*PROBLEM DETAILS*. Could you write out the records below exactly, without omitting a line?

THE INPUT section start

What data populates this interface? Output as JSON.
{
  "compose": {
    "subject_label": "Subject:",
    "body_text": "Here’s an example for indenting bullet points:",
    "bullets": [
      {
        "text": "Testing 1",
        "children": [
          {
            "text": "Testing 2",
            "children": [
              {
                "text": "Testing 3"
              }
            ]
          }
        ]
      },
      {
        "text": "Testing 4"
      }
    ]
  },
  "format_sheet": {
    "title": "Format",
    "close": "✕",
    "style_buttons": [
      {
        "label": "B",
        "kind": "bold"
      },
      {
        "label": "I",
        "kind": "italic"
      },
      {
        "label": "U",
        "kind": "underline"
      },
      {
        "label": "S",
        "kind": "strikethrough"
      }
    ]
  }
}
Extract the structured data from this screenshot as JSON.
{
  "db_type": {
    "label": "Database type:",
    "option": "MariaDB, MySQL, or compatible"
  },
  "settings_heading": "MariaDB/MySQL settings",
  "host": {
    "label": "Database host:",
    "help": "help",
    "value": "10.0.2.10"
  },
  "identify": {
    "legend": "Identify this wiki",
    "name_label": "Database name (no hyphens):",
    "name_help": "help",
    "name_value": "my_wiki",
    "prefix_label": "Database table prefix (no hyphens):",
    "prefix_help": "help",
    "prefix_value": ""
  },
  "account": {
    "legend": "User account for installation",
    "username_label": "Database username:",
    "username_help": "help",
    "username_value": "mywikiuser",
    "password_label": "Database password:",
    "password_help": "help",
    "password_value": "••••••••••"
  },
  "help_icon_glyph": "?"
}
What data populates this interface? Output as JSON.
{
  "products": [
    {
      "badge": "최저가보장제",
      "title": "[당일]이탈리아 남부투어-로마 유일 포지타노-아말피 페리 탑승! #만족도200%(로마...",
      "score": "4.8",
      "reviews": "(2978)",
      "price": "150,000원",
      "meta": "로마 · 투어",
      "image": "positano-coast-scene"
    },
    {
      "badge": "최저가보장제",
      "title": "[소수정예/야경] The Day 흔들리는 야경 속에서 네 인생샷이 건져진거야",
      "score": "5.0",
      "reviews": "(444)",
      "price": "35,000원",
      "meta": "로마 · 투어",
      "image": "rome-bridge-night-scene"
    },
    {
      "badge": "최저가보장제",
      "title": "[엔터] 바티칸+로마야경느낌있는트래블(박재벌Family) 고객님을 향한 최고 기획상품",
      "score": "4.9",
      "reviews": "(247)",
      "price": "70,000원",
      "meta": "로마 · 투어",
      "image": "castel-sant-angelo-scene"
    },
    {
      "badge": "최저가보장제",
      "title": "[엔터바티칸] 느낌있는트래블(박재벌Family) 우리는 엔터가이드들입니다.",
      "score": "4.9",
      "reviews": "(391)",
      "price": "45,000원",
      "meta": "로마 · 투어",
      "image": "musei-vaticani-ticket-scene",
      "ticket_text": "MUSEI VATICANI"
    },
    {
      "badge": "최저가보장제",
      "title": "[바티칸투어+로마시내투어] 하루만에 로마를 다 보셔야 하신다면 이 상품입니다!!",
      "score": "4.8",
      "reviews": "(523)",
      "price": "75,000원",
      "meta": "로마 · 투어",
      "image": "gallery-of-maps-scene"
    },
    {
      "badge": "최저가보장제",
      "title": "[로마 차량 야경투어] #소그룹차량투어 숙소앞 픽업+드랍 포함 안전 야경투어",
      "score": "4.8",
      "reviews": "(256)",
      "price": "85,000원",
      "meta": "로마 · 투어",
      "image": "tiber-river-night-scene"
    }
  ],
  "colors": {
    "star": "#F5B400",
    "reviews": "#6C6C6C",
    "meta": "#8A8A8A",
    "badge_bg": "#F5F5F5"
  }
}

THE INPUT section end

*REPLY TO THE EXERCISE*.
What data populates this interface? Output as JSON.
{
  "compose": {
    "subject_label": "Subject:",
    "body_text": "Here’s an example for indenting bullet points:",
    "bullets": [
      {
        "text": "Testing 1",
        "children": [
          {
            "text": "Testing 2",
            "children": [
              {
                "text": "Testing 3"
              }
            ]
          }
        ]
      },
      {
        "text": "Testing 4"
      }
    ]
  },
  "format_sheet": {
    "title": "Format",
    "close": "✕",
    "style_buttons": [
      {
        "label": "B",
        "kind": "bold"
      },
      {
        "label": "I",
        "kind": "italic"
      },
      {
        "label": "U",
        "kind": "underline"
      },
      {
        "label": "S",
        "kind": "strikethrough"
      }
    ]
  }
}
Extract the structured data from this screenshot as JSON.
{
  "db_type": {
    "label": "Database type:",
    "option": "MariaDB, MySQL, or compatible"
  },
  "settings_heading": "MariaDB/MySQL settings",
  "host": {
    "label": "Database host:",
    "help": "help",
    "value": "10.0.2.10"
  },
  "identify": {
    "legend": "Identify this wiki",
    "name_label": "Database name (no hyphens):",
    "name_help": "help",
    "name_value": "my_wiki",
    "prefix_label": "Database table prefix (no hyphens):",
    "prefix_help": "help",
    "prefix_value": ""
  },
  "account": {
    "legend": "User account for installation",
    "username_label": "Database username:",
    "username_help": "help",
    "username_value": "mywikiuser",
    "password_label": "Database password:",
    "password_help": "help",
    "password_value": "••••••••••"
  },
  "help_icon_glyph": "?"
}
What data populates this interface? Output as JSON.
{
  "products": [
    {
      "badge": "최저가보장제",
      "title": "[당일]이탈리아 남부투어-로마 유일 포지타노-아말피 페리 탑승! #만족도200%(로마...",
      "score": "4.8",
      "reviews": "(2978)",
      "price": "150,000원",
      "meta": "로마 · 투어",
      "image": "positano-coast-scene"
    },
    {
      "badge": "최저가보장제",
      "title": "[소수정예/야경] The Day 흔들리는 야경 속에서 네 인생샷이 건져진거야",
      "score": "5.0",
      "reviews": "(444)",
      "price": "35,000원",
      "meta": "로마 · 투어",
      "image": "rome-bridge-night-scene"
    },
    {
      "badge": "최저가보장제",
      "title": "[엔터] 바티칸+로마야경느낌있는트래블(박재벌Family) 고객님을 향한 최고 기획상품",
      "score": "4.9",
      "reviews": "(247)",
      "price": "70,000원",
      "meta": "로마 · 투어",
      "image": "castel-sant-angelo-scene"
    },
    {
      "badge": "최저가보장제",
      "title": "[엔터바티칸] 느낌있는트래블(박재벌Family) 우리는 엔터가이드들입니다.",
      "score": "4.9",
      "reviews": "(391)",
      "price": "45,000원",
      "meta": "로마 · 투어",
      "image": "musei-vaticani-ticket-scene",
      "ticket_text": "MUSEI VATICANI"
    },
    {
      "badge": "최저가보장제",
      "title": "[바티칸투어+로마시내투어] 하루만에 로마를 다 보셔야 하신다면 이 상품입니다!!",
      "score": "4.8",
      "reviews": "(523)",
      "price": "75,000원",
      "meta": "로마 · 투어",
      "image": "gallery-of-maps-scene"
    },
    {
      "badge": "최저가보장제",
      "title": "[로마 차량 야경투어] #소그룹차량투어 숙소앞 픽업+드랍 포함 안전 야경투어",
      "score": "4.8",
      "reviews": "(256)",
      "price": "85,000원",
      "meta": "로마 · 투어",
      "image": "tiber-river-night-scene"
    }
  ],
  "colors": {
    "star": "#F5B400",
    "reviews": "#6C6C6C",
    "meta": "#8A8A8A",
    "badge_bg": "#F5F5F5"
  }
}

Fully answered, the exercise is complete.